The already-trancy “xXXi_wud_nvrstøp_ÜXXx” gets an even trancier remix by the tongue-trilling Estonian rapper Tommy Cash and UK pop singer Hannah Diamond. Cash’s larger than life personality sounds at home here, pogoing atop a strobe-like beat as Diamond channels her best Cascada impersonation on the hook. It’s a truly skyscraping highlight and likely the best vocal pairing on the whole record, but it’s the following two most marquee-posse cuts that will undoubtedly go down as standouts.
100 gecs are no longer just a shooting star breaking orbit, but the very planet outsider pop revolves around.
The “ringtone” remix featuring Charli XCX, Rico Nasty, and Kero Kero Bonito remains the sentient moodboard for Twitter users with anime avatars who Tweet daily about Caroline Polachek.
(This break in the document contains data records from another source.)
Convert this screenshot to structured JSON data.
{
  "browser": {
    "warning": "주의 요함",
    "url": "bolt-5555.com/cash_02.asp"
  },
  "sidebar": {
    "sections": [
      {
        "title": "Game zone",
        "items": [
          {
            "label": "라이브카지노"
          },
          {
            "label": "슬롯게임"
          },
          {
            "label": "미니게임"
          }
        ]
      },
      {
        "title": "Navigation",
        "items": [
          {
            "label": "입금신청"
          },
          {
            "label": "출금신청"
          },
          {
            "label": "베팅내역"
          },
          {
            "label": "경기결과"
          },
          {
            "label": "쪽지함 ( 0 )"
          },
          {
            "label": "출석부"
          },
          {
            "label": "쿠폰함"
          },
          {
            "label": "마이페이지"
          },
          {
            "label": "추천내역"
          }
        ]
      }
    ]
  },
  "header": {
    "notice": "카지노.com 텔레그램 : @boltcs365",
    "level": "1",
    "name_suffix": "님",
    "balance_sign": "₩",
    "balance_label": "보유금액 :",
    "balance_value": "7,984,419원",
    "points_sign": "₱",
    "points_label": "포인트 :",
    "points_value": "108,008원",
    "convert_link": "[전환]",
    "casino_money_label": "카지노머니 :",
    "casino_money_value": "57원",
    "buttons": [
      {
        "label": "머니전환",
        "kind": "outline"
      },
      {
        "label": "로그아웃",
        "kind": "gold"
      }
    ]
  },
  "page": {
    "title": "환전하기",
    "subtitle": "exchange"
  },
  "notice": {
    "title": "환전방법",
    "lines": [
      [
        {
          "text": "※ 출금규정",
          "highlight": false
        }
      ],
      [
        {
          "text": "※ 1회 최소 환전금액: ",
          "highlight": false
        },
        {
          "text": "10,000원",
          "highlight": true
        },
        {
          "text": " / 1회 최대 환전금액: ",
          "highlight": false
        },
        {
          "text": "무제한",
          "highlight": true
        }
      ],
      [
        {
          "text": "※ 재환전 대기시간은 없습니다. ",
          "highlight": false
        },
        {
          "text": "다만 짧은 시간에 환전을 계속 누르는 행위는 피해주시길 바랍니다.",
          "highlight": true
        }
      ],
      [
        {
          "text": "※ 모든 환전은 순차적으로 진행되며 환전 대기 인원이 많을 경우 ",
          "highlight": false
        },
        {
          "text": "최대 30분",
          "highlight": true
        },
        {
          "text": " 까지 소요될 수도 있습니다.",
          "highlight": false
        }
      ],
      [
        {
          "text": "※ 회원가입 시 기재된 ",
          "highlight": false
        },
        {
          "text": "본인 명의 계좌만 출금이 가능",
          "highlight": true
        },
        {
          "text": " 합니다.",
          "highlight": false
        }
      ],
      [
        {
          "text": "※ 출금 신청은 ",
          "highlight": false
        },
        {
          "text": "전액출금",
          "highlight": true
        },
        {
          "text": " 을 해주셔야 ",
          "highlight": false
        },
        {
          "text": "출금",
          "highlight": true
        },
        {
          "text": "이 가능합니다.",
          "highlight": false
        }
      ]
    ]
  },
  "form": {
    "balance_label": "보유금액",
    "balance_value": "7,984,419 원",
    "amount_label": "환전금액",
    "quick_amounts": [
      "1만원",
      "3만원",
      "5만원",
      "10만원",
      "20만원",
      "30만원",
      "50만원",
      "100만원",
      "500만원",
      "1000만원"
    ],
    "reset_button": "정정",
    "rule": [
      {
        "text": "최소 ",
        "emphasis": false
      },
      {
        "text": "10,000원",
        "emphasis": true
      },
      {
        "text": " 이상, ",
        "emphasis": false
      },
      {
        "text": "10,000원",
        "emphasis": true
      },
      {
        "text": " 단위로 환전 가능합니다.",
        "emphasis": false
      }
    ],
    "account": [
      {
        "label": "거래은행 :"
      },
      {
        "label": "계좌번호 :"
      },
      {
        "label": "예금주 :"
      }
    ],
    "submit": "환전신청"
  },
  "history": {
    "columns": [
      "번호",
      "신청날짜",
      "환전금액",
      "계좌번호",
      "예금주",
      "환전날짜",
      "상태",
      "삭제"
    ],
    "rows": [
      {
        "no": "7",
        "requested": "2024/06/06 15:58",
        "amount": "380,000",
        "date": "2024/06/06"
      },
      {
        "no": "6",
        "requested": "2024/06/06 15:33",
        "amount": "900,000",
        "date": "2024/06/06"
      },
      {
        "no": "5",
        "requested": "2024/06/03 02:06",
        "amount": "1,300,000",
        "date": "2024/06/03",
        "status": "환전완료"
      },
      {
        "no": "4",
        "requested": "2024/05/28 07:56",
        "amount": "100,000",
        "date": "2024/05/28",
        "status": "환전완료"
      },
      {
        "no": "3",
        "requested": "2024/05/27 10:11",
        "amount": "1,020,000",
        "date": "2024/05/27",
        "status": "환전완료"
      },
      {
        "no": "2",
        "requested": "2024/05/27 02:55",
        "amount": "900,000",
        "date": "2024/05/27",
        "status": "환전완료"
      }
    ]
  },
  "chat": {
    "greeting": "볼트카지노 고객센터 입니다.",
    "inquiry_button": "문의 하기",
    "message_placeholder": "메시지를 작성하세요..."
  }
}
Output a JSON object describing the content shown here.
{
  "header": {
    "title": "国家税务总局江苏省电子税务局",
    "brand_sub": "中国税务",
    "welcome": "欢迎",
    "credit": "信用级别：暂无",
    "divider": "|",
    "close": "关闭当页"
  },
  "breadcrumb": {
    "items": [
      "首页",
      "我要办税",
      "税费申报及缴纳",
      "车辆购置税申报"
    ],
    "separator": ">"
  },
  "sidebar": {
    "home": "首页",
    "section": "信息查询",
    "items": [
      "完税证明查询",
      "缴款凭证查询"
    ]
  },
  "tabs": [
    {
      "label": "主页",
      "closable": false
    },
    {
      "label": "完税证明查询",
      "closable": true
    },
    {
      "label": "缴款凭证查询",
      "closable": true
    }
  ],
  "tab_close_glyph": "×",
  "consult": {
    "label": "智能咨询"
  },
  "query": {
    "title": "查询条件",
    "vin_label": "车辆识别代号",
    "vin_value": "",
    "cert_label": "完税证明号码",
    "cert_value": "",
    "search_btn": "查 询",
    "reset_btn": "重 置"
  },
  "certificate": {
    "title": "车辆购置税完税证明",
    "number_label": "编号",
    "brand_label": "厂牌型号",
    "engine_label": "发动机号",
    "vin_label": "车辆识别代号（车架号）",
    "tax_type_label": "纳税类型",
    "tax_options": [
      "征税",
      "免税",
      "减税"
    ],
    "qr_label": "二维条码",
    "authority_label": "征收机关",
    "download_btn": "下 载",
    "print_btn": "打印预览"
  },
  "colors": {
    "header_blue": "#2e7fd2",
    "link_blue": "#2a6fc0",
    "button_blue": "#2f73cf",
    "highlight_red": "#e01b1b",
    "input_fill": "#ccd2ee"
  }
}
It sees Rico Nasty pulling off a convincing emo-rap croon that outmatches Charli XCX’s hook, and its very existence is proof that 100 gecs are the missing link between these seemingly disparate styles of pop music.
Meanwhile the “hand crushed by a mallet” remix which features Fall Out Boy, Craig Owens, and Nicole Dollanganger is also incredibly exciting, even if a FOB collaboration was always conceivable (while it certainly catered to the world of contemporary pop, 1000 gecs was also a dog whistle for former scene kids who thought Myspace metalcore and auto-tuned pop-punk acts like Hellogoodbye and Breathe Carolina would be permanently memory-holed). Craig Owens, on the other hand, is such a weirdly specific curveball into late aughts post-hardcore that it’s somehow more mind-blowing than nabbing Fall Out Boy. Goth-pop weirdo Nicole Dollanganger doesn’t have much of a presence on the song, and though the remix itself isn’t all that revelatory, the fact that it happened is satisfying in its own right.
Other highlights include Black Dresses’ screech-laden trap-ification of “745 sticky” and the interlude “gecgecgec” becoming a full-on rap song thanks to Lil West and Tony Velour, but the bloat settles in at 99jakes’ remix of “xXXi_wud_nvrstøp_ÜXXx.” It feels redundant after Cash and Diamond rivaled the original with their take, the same as how Dorian Electra’s version of “gec 2 Ü” falls flat compared to Harle’s speaker-shattering rendition. And sadly, new tunes “Came to My Show” and “Toothless”, which both originally debuted at a Minecraft festival in 2019, feel like 1000 gecs b-sides with hooks that leave a lot to be desired.
Unlike its predecessor, 1000 gecs & the Tree of Clues doesn’t build an entirely new world of pop music or time-travel forward into uncharted lands — but it didn’t really need to. Instead, its existence as a monument to 100 gecs’ looming presence over so many different music scenes, is proof that their diverse influences aren’t just theoretical, but complementary in practice as well.